Eliminate Discrimination in Education

The obligation to wear headscarves imposed on Muslim and non-Muslim students at SMK Negeri 2 Padang, West Sumatra has attracted wide attention from various groups. This issue stems from the upload of a video of a debate between one of the students' parents and the school regarding the policy of using the headscarf. The student in question also uploaded a statement stating her unwillingness to follow the rules for wearing a headscarf at school via her Facebook account. In the video that circulated, the Deputy Principal for Student Affairs at SMKN 2 Padang admitted that there were indeed rules regarding dress procedures for students, one of which was the obligation to wear headscarves for students at the school. From the investigation results of the West Sumatra Education Office, there are 46 non-Muslim students who attend SMKN 2 Padang.

Imparsial views that the policy that requires the use of headscarves for non-Muslim students in educational units managed by the government and/or local governments is a form of discrimination and violates the right to freedom of religion or belief guaranteed by the Constitution.
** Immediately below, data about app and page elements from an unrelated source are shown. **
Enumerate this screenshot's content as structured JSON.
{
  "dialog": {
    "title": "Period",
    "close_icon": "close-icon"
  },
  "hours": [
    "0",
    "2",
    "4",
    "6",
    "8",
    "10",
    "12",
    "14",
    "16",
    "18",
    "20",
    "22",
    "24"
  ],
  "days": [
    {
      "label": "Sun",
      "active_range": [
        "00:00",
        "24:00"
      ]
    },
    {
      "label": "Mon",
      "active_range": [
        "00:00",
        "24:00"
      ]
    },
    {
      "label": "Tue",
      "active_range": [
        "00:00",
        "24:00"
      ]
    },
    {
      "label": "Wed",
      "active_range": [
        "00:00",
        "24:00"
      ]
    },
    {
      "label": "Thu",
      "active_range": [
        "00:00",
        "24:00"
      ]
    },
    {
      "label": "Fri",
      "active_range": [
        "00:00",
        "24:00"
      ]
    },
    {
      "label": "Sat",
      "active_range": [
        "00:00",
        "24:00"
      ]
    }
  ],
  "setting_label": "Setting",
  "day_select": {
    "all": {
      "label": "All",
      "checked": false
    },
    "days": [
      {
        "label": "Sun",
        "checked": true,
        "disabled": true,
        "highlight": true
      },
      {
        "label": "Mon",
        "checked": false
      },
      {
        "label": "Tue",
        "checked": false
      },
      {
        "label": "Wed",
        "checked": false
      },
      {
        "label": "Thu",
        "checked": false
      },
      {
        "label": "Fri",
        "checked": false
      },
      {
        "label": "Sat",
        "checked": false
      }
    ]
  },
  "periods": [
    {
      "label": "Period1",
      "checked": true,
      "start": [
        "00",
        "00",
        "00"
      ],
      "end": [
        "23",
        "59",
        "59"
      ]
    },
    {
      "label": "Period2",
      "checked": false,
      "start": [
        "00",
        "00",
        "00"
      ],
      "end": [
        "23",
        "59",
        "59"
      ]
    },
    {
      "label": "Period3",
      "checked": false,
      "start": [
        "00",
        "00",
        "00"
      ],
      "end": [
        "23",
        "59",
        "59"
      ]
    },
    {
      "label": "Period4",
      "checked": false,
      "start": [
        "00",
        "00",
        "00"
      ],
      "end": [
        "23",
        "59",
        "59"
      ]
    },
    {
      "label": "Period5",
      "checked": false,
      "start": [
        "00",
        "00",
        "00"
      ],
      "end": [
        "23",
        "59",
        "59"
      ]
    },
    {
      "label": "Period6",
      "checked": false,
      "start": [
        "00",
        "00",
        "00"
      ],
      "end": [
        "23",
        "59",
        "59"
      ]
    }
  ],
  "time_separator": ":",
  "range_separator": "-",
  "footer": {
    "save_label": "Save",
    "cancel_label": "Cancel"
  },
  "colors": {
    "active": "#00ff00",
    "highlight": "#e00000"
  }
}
These educational units should respect the diversity of religions or beliefs of students. In this context, public schools, including policies that are applied to students, should not be affiliated with certain religions or beliefs. Instead, schools should promote awareness of mutual respect for differences and diversity of religions or beliefs, and take effective steps to eliminate discriminatory policies and practices.

Regulations related to school uniforms have actually been clearly regulated in Article 3 paragraph (4) letter d of Permendikbud 45 of 2014 concerning School Uniforms for Students at Elementary and Secondary Education which reads: "School uniforms are regulated by each school with continue to pay attention to the right of every citizen to practice their respective religious beliefs.” This rule should be used as a reference by educational units in drafting regulations on school uniforms so as to guarantee principal matters, such as the right to religion and education.

Issues regarding the use of religious symbols and attributes are part of the right to religion or belief which the state is obliged to respect, protect and fulfill. The Human Rights principle emphasizes the state's obligation to maintain positive and negative freedom of religion or belief at the same time. Positive freedom is the freedom of each person to use religious symbols, such as the hijab, veil, turban, and kipran, as a free choice, without coercion. On the other hand, negative freedom requires the state or other public authorities not to enforce the use of religious symbols or attributes forcibly against certain individuals or groups. (SNP-KBB)

Imparsial assesses that issues related to school uniforms with certain religious attributes that are forced on students must be taken seriously considering this is not only happening in Padang, but also in other areas such as Yogyakarta, Depok, Riau, Bali, Maumere, etc. The rise of cases like this shows that our education system has not adopted the principles of respect for the diversity of religions and beliefs in society. Not only in regulations related to school uniforms, but in the curriculum and/or content of teaching materials, as well as routine school activities it is also necessary to prioritize these principles. If this issue is not addressed by the government and/or local government, then educational units can become a place to sow the seeds of an attitude of rejection towards diversity, especially for children (students) who can contribute to encouraging the strengthening of social segregation and intolerance in society. the middle of society.

Rules that require the wearing of headscarves for schoolgirls are often based on fabricated reasons and gender bias, such as preventing students from being bitten by mosquitoes, avoiding bullying, and protecting students from sexual harassment. The enforcement of this rule does not target the main problems that occur in the school environment. The firm response given by the Ministry of Education and Culture to the case that occurred in Padang is a good step. However, more comprehensive and systemic measures are needed to avoid recurrence. So that the issue of discrimination and intolerance in the educational environment can be removed. This case should be a momentum to make schools a zone of tolerance education.

Based on the explanation above, Imparsial encourages:

  1. The government and local governments need to evaluate discriminatory systems and regulations in the school environment, considering that incidents of forcing certain religious symbols, attributes, and rituals to students of different religions occur in a number of areas.
  2. Strengthening supervision and accountability for the implementation of applicable regulations so that there is no repeated discrimination.
  3. All parties, including the school, must participate in ensuring the fulfillment of the right to religion or belief, providing protection for children from all forms of discrimination, one of which is by making rules that are inclusive of all students so that there are no discriminatory and intolerant actions against certain groups of students.
  4. The government and local governments need to make the SNP-KBB made by Komnas HAM as a guide in implementing guarantees for the protection of the right to KBB, including in the education environment.

Jakarta, January 27th, 2021

Imparsial

For further information please contact:
Amalia Suri (Imparsial Researcher/082367832141)
Annisa Yudha (Imparsial Researcher/085711784064)

en_GBEnglish (UK)